--- PROVIDED INFORMATION Enclosed Below ---
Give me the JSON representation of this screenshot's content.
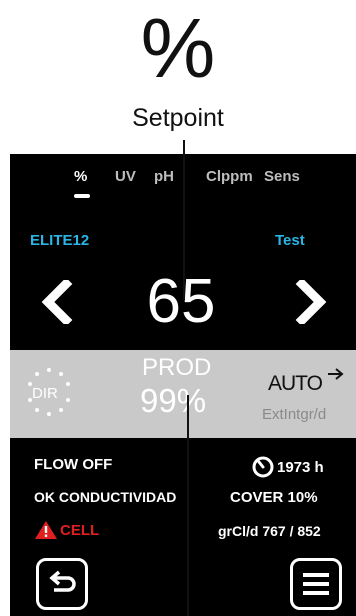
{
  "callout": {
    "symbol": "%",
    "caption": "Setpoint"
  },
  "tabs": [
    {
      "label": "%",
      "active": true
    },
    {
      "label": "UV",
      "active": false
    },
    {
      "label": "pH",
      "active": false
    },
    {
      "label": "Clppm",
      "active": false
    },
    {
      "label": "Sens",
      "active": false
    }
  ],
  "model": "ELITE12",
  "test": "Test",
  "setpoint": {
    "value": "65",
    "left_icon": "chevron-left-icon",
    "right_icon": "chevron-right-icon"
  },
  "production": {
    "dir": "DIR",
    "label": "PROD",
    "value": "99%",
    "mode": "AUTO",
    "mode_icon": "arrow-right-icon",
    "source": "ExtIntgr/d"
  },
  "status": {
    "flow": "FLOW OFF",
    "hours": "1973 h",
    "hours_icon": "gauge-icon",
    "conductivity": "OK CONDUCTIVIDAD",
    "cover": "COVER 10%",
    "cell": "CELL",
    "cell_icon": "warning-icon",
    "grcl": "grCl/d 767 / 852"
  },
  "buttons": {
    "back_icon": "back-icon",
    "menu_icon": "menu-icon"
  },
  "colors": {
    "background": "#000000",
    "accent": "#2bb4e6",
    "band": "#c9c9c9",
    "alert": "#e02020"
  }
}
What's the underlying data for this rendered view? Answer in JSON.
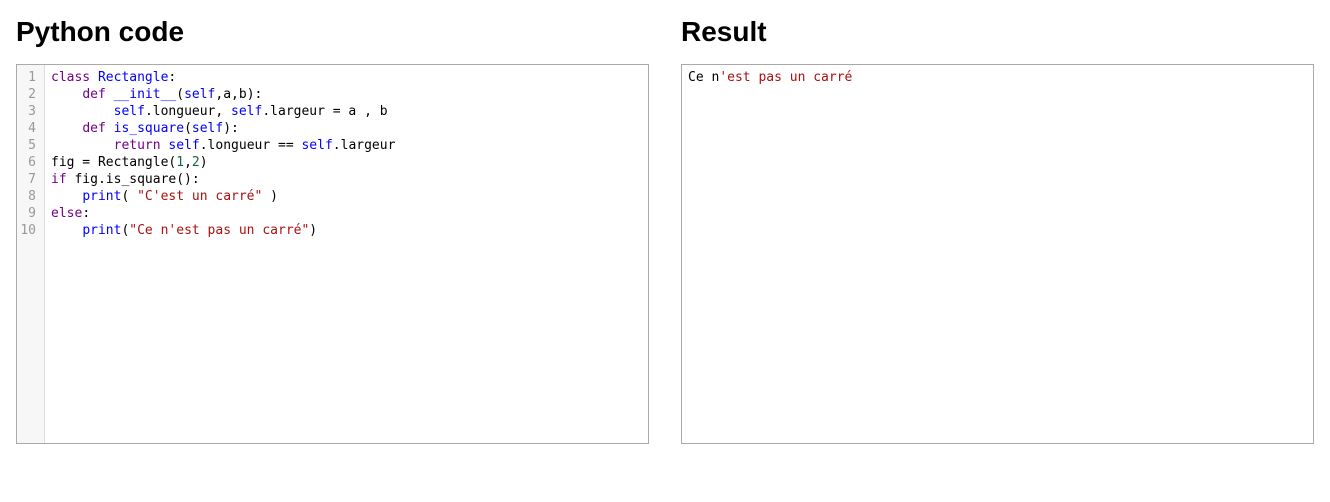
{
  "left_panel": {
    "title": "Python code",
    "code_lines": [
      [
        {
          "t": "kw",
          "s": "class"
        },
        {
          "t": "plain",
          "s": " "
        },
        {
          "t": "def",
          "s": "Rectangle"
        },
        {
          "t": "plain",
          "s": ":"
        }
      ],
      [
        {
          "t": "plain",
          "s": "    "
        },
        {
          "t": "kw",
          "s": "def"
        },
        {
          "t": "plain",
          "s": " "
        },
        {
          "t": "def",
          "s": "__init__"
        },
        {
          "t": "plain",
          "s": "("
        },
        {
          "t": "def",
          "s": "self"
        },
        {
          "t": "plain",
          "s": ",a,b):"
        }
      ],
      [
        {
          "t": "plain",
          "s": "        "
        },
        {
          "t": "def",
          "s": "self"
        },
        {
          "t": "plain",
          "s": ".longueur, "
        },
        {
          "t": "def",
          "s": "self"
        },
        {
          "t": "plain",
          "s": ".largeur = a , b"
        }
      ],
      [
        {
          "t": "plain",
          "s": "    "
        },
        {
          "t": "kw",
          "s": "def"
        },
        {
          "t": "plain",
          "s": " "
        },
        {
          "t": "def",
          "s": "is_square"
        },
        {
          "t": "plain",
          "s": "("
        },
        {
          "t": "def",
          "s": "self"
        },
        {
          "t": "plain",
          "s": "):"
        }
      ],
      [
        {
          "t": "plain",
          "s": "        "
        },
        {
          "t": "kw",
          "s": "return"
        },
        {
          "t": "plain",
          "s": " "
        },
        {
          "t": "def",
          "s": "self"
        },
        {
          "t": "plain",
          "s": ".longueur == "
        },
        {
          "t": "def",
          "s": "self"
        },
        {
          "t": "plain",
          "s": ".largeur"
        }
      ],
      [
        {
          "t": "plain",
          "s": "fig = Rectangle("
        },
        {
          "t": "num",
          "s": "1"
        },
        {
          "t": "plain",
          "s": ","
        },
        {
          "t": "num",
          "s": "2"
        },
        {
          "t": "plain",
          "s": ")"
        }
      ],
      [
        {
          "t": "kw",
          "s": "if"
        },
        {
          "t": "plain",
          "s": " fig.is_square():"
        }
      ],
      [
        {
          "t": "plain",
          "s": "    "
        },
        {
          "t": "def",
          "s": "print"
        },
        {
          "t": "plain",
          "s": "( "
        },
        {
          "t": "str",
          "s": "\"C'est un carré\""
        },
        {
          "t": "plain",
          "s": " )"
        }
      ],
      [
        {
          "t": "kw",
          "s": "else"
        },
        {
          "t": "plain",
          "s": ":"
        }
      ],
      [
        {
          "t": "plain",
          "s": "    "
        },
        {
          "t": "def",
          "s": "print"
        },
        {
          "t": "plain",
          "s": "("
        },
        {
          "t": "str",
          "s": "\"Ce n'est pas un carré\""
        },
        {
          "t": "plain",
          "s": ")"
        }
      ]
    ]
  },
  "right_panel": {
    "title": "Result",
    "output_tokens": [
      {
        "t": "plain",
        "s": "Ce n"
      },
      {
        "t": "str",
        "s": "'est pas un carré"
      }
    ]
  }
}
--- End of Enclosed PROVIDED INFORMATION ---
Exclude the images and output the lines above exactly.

Give me the JSON representation of this screenshot's content.
{
  "callout": {
    "symbol": "%",
    "caption": "Setpoint"
  },
  "tabs": [
    {
      "label": "%",
      "active": true
    },
    {
      "label": "UV",
      "active": false
    },
    {
      "label": "pH",
      "active": false
    },
    {
      "label": "Clppm",
      "active": false
    },
    {
      "label": "Sens",
      "active": false
    }
  ],
  "model": "ELITE12",
  "test": "Test",
  "setpoint": {
    "value": "65",
    "left_icon": "chevron-left-icon",
    "right_icon": "chevron-right-icon"
  },
  "production": {
    "dir": "DIR",
    "label": "PROD",
    "value": "99%",
    "mode": "AUTO",
    "mode_icon": "arrow-right-icon",
    "source": "ExtIntgr/d"
  },
  "status": {
    "flow": "FLOW OFF",
    "hours": "1973 h",
    "hours_icon": "gauge-icon",
    "conductivity": "OK CONDUCTIVIDAD",
    "cover": "COVER 10%",
    "cell": "CELL",
    "cell_icon": "warning-icon",
    "grcl": "grCl/d 767 / 852"
  },
  "buttons": {
    "back_icon": "back-icon",
    "menu_icon": "menu-icon"
  },
  "colors": {
    "background": "#000000",
    "accent": "#2bb4e6",
    "band": "#c9c9c9",
    "alert": "#e02020"
  }
}
What's the underlying data for this rendered view? Answer in JSON.
{
  "left_panel": {
    "title": "Python code",
    "code_lines": [
      [
        {
          "t": "kw",
          "s": "class"
        },
        {
          "t": "plain",
          "s": " "
        },
        {
          "t": "def",
          "s": "Rectangle"
        },
        {
          "t": "plain",
          "s": ":"
        }
      ],
      [
        {
          "t": "plain",
          "s": "    "
        },
        {
          "t": "kw",
          "s": "def"
        },
        {
          "t": "plain",
          "s": " "
        },
        {
          "t": "def",
          "s": "__init__"
        },
        {
          "t": "plain",
          "s": "("
        },
        {
          "t": "def",
          "s": "self"
        },
        {
          "t": "plain",
          "s": ",a,b):"
        }
      ],
      [
        {
          "t": "plain",
          "s": "        "
        },
        {
          "t": "def",
          "s": "self"
        },
        {
          "t": "plain",
          "s": ".longueur, "
        },
        {
          "t": "def",
          "s": "self"
        },
        {
          "t": "plain",
          "s": ".largeur = a , b"
        }
      ],
      [
        {
          "t": "plain",
          "s": "    "
        },
        {
          "t": "kw",
          "s": "def"
        },
        {
          "t": "plain",
          "s": " "
        },
        {
          "t": "def",
          "s": "is_square"
        },
        {
          "t": "plain",
          "s": "("
        },
        {
          "t": "def",
          "s": "self"
        },
        {
          "t": "plain",
          "s": "):"
        }
      ],
      [
        {
          "t": "plain",
          "s": "        "
        },
        {
          "t": "kw",
          "s": "return"
        },
        {
          "t": "plain",
          "s": " "
        },
        {
          "t": "def",
          "s": "self"
        },
        {
          "t": "plain",
          "s": ".longueur == "
        },
        {
          "t": "def",
          "s": "self"
        },
        {
          "t": "plain",
          "s": ".largeur"
        }
      ],
      [
        {
          "t": "plain",
          "s": "fig = Rectangle("
        },
        {
          "t": "num",
          "s": "1"
        },
        {
          "t": "plain",
          "s": ","
        },
        {
          "t": "num",
          "s": "2"
        },
        {
          "t": "plain",
          "s": ")"
        }
      ],
      [
        {
          "t": "kw",
          "s": "if"
        },
        {
          "t": "plain",
          "s": " fig.is_square():"
        }
      ],
      [
        {
          "t": "plain",
          "s": "    "
        },
        {
          "t": "def",
          "s": "print"
        },
        {
          "t": "plain",
          "s": "( "
        },
        {
          "t": "str",
          "s": "\"C'est un carré\""
        },
        {
          "t": "plain",
          "s": " )"
        }
      ],
      [
        {
          "t": "kw",
          "s": "else"
        },
        {
          "t": "plain",
          "s": ":"
        }
      ],
      [
        {
          "t": "plain",
          "s": "    "
        },
        {
          "t": "def",
          "s": "print"
        },
        {
          "t": "plain",
          "s": "("
        },
        {
          "t": "str",
          "s": "\"Ce n'est pas un carré\""
        },
        {
          "t": "plain",
          "s": ")"
        }
      ]
    ]
  },
  "right_panel": {
    "title": "Result",
    "output_tokens": [
      {
        "t": "plain",
        "s": "Ce n"
      },
      {
        "t": "str",
        "s": "'est pas un carré"
      }
    ]
  }
}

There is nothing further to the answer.